:: What you need to do ::
The lines below that include the word "JSON" are to be reported.

:: Task inputs ::
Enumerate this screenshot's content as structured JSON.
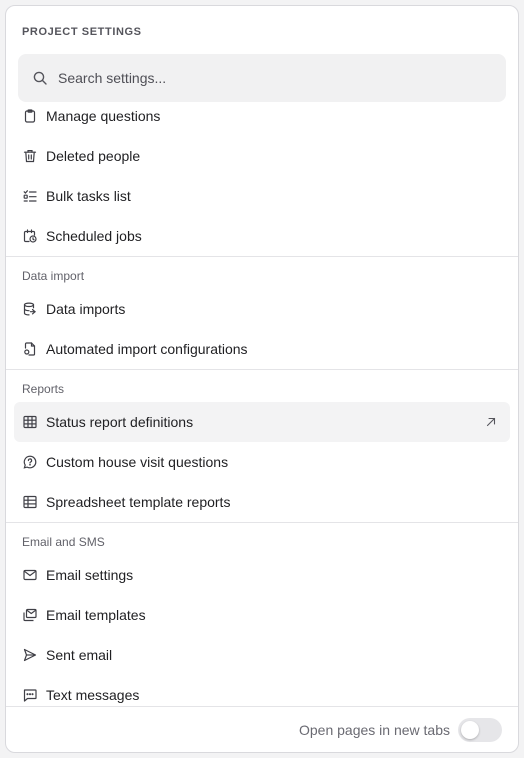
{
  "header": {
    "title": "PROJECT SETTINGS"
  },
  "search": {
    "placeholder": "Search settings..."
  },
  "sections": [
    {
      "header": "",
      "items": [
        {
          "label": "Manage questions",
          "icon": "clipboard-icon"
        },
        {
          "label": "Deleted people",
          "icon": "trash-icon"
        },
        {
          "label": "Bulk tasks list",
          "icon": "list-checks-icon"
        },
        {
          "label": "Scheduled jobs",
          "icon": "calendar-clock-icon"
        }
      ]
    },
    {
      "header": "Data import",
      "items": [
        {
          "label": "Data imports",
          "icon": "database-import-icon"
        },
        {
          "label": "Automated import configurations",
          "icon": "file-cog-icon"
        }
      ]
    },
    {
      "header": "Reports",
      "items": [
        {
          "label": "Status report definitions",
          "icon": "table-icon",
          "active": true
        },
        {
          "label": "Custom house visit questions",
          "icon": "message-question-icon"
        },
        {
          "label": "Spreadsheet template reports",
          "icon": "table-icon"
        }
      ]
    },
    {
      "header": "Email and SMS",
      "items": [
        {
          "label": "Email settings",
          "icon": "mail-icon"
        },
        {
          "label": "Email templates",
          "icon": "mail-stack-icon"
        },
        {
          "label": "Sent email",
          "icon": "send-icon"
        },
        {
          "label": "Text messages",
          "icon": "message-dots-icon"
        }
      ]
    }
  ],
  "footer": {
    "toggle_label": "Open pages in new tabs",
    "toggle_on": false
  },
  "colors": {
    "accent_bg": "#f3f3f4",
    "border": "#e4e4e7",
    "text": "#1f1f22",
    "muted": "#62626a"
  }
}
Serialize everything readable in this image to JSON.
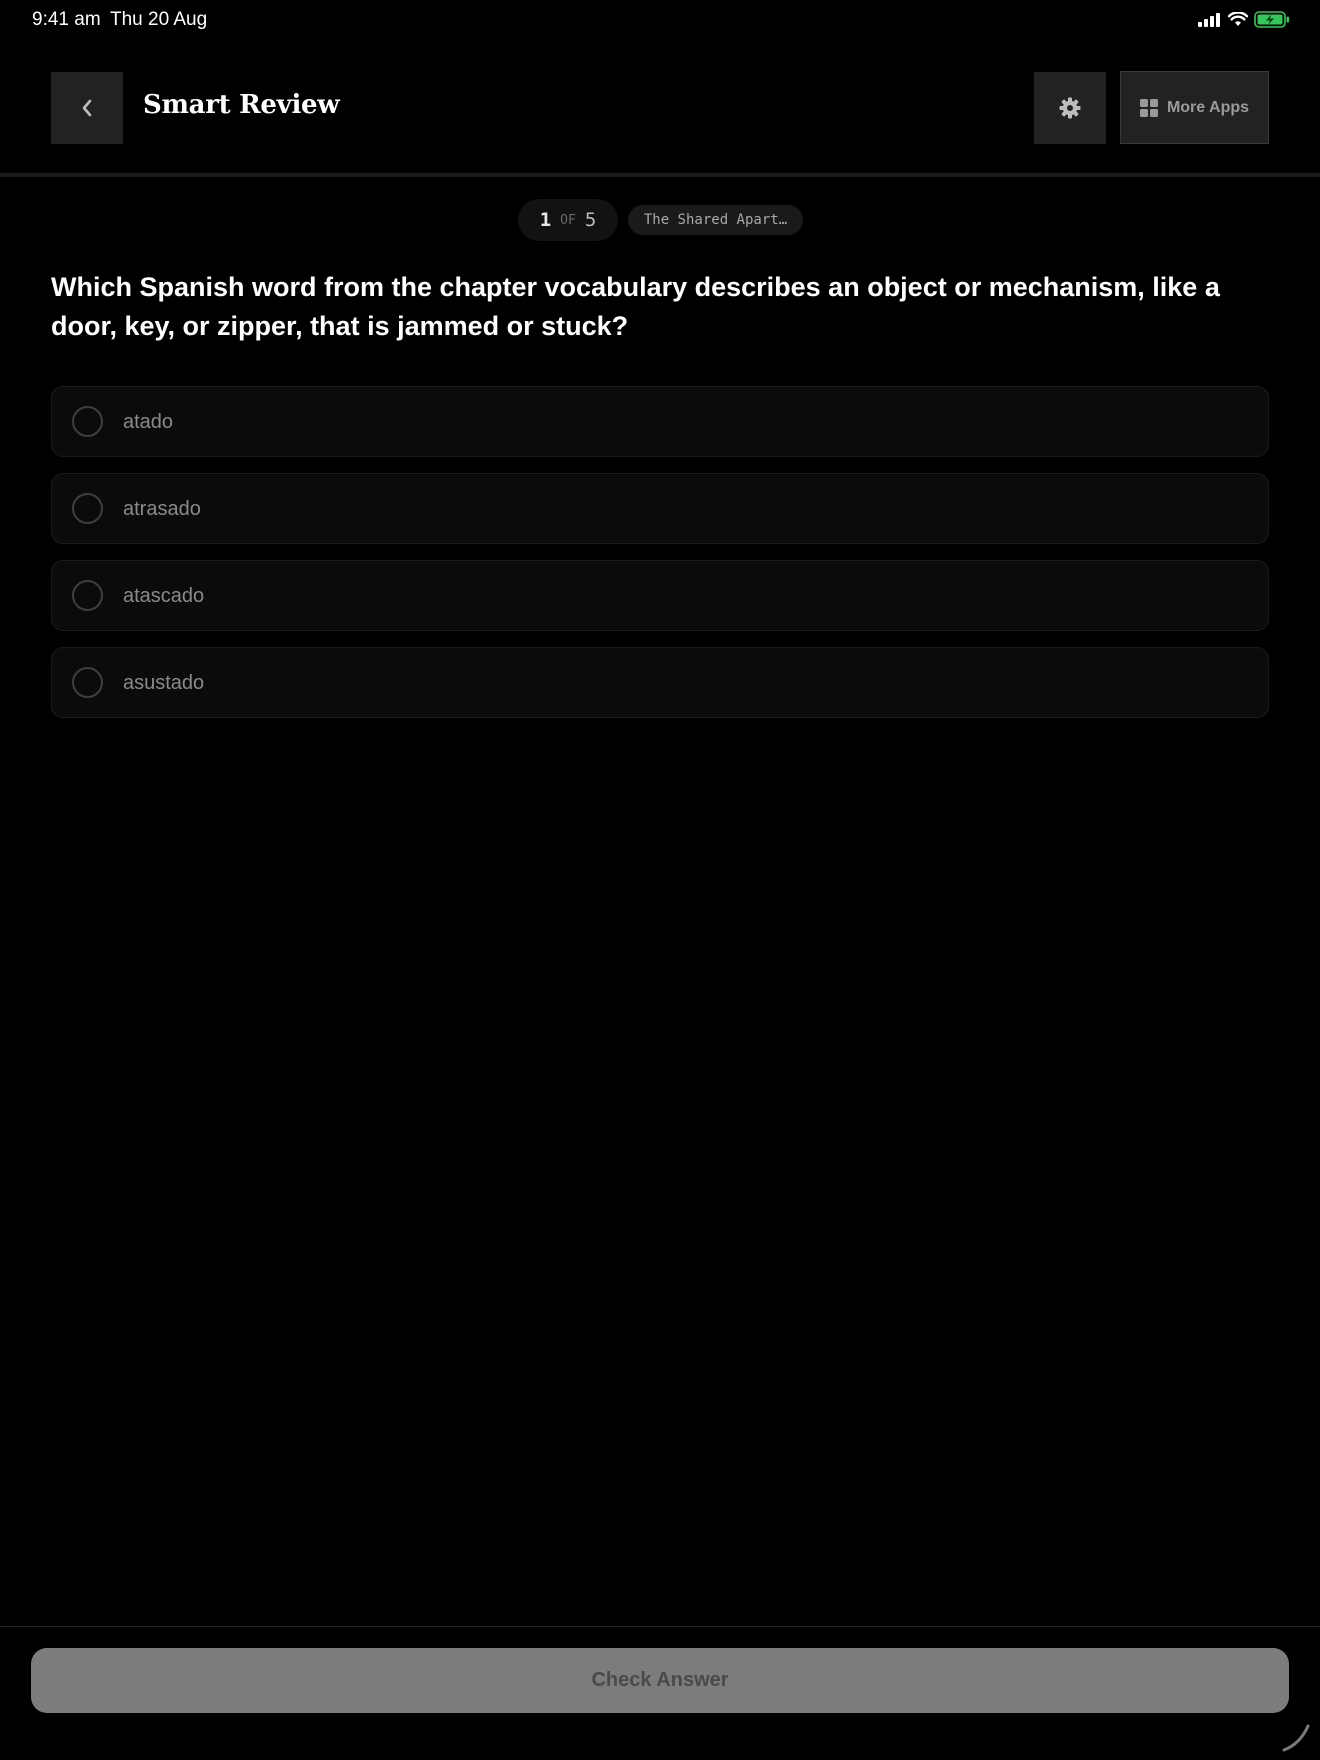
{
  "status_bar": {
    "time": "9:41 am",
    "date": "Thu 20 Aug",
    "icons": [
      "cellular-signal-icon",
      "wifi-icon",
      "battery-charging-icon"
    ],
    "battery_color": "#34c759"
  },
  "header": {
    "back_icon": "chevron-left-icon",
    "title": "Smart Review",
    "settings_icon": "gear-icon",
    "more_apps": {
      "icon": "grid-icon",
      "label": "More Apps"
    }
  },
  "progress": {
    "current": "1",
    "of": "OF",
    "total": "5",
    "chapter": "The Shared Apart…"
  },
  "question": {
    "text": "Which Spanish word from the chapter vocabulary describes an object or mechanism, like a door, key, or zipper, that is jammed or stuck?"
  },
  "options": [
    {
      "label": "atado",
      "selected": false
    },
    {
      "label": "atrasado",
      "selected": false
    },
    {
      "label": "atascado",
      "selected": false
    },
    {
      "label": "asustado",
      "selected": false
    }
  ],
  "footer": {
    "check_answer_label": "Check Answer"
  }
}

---

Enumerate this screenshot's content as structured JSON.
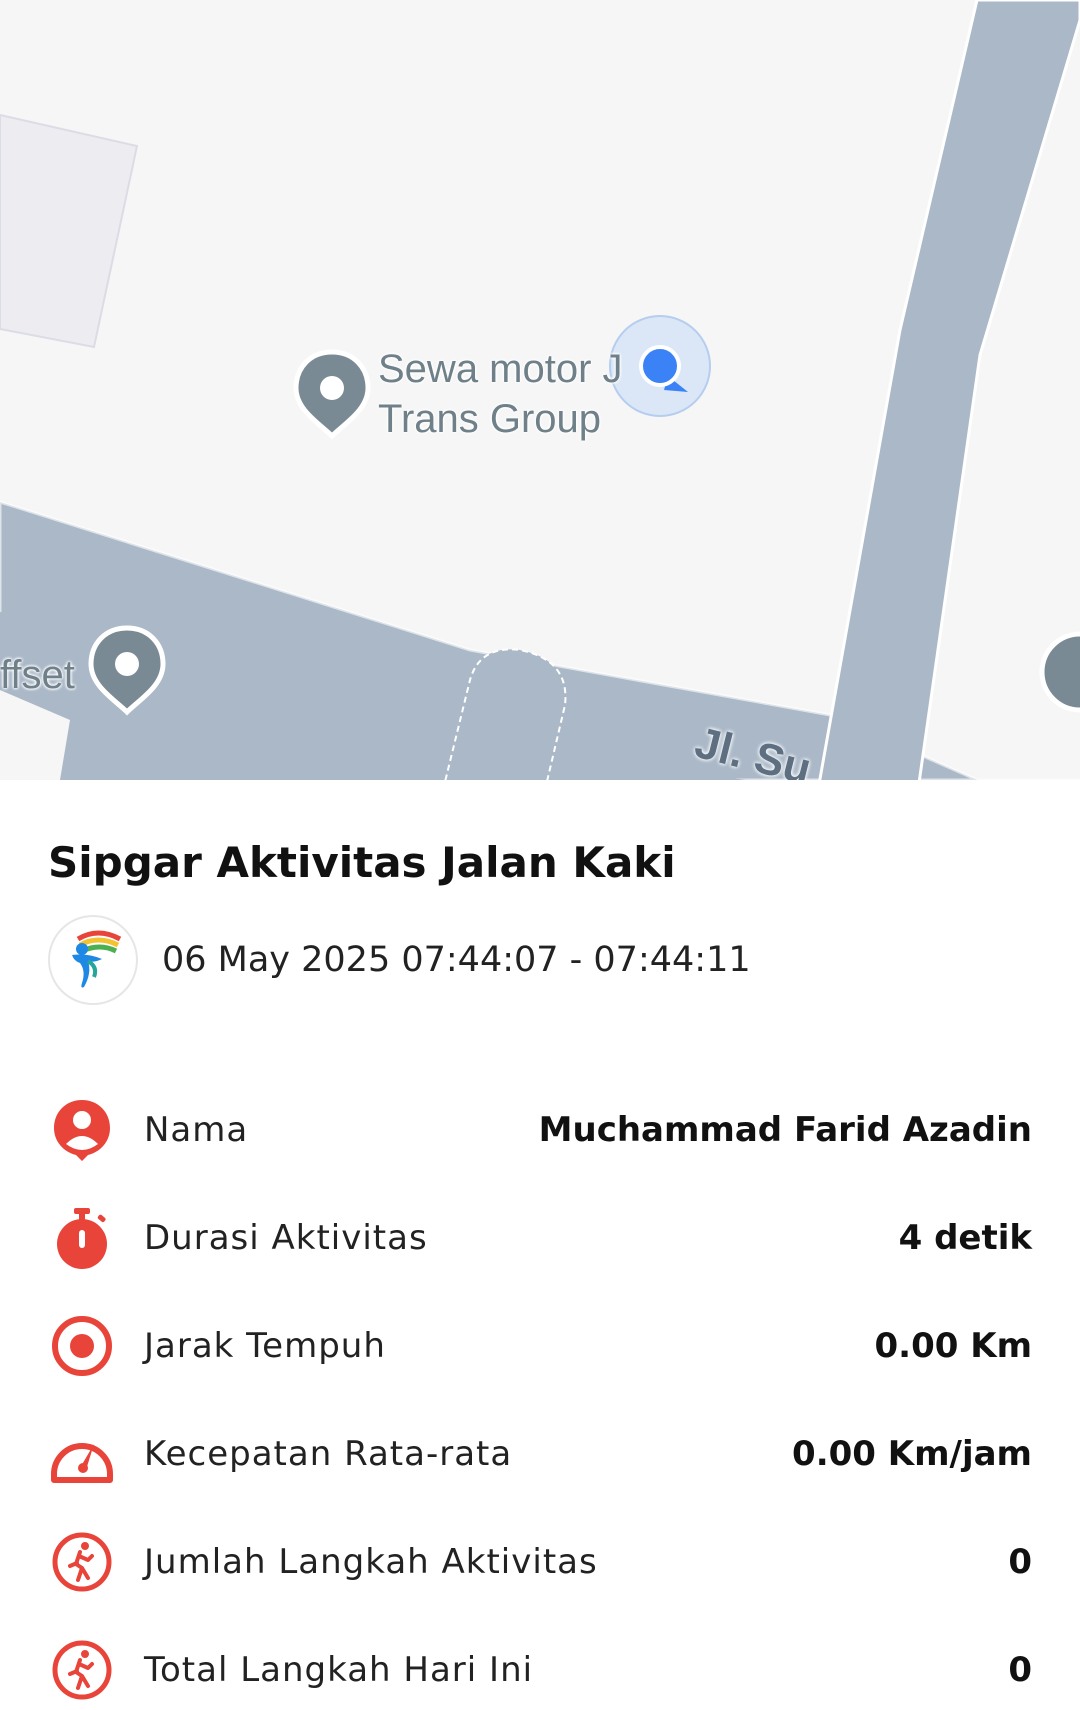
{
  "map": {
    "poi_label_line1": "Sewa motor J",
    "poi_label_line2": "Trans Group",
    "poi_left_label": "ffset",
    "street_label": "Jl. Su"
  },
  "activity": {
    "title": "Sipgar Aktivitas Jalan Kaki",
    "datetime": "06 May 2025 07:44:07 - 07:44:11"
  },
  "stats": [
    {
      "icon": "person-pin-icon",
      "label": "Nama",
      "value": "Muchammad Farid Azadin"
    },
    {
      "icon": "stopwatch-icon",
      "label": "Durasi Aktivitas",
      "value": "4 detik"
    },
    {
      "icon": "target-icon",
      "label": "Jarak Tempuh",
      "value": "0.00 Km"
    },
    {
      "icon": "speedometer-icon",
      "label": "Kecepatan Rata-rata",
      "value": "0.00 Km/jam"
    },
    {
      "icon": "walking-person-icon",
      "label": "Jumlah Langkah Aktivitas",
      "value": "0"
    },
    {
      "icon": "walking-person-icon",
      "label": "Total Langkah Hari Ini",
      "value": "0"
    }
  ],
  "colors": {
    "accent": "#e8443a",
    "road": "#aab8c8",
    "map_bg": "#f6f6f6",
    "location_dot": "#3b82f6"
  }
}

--

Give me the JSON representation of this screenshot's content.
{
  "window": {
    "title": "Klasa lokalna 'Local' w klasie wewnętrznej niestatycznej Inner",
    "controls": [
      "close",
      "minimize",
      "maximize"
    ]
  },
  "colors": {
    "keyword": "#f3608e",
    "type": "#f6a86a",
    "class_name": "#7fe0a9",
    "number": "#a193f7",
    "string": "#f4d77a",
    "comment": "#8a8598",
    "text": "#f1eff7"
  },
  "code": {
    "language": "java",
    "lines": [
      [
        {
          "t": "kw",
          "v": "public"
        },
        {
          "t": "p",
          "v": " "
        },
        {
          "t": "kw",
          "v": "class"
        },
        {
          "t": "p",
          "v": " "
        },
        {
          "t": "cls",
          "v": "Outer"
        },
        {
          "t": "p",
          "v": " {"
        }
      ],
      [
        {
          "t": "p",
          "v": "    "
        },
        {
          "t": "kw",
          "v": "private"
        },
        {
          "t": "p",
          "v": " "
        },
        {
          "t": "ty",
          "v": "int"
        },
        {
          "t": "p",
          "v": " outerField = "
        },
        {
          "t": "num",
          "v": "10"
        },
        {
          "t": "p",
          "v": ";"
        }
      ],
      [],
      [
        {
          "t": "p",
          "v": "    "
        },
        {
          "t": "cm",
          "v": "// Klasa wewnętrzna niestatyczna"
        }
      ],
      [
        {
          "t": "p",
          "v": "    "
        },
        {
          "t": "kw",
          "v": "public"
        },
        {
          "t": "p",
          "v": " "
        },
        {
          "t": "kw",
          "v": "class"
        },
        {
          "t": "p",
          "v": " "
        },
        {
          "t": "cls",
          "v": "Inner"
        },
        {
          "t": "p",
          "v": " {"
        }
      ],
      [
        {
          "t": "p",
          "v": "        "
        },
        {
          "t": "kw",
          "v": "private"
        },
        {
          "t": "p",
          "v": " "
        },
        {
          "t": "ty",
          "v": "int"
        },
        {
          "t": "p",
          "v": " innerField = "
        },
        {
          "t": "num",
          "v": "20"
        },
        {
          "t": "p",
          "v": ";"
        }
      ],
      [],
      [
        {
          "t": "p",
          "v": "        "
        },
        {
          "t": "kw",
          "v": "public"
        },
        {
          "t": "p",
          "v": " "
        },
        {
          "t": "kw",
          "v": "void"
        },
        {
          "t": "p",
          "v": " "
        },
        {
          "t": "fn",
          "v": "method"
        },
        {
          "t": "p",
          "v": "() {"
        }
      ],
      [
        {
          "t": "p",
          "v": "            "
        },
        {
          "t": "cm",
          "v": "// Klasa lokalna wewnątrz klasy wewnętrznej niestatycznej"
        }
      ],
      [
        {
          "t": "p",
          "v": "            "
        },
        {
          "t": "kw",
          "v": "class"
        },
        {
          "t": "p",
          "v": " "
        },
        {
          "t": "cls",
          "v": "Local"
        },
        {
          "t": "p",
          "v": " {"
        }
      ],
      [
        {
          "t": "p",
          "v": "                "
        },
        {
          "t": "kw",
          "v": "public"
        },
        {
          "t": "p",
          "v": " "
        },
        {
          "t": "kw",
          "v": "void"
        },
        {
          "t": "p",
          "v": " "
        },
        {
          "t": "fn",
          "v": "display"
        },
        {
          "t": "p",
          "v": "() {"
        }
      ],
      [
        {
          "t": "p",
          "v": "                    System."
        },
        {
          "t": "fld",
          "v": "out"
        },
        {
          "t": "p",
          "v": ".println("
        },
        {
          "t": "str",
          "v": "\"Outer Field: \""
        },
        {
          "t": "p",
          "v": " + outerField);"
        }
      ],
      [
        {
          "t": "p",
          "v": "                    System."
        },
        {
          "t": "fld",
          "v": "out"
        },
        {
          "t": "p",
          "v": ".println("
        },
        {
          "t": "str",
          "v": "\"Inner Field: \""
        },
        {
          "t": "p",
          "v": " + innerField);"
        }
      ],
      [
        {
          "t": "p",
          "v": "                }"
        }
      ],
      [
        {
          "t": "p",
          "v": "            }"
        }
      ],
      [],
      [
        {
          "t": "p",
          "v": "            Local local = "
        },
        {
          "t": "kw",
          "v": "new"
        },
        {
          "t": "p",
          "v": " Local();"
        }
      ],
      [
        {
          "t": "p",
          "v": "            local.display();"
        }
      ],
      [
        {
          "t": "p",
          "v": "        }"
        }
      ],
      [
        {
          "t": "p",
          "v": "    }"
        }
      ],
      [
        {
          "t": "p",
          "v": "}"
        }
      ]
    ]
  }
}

:: Final answer ::
Enumerate this screenshot's content as structured JSON.
Serialize everything readable in this image to JSON.
Enumerate this screenshot's content as structured JSON.
Give me the JSON representation of this screenshot's content.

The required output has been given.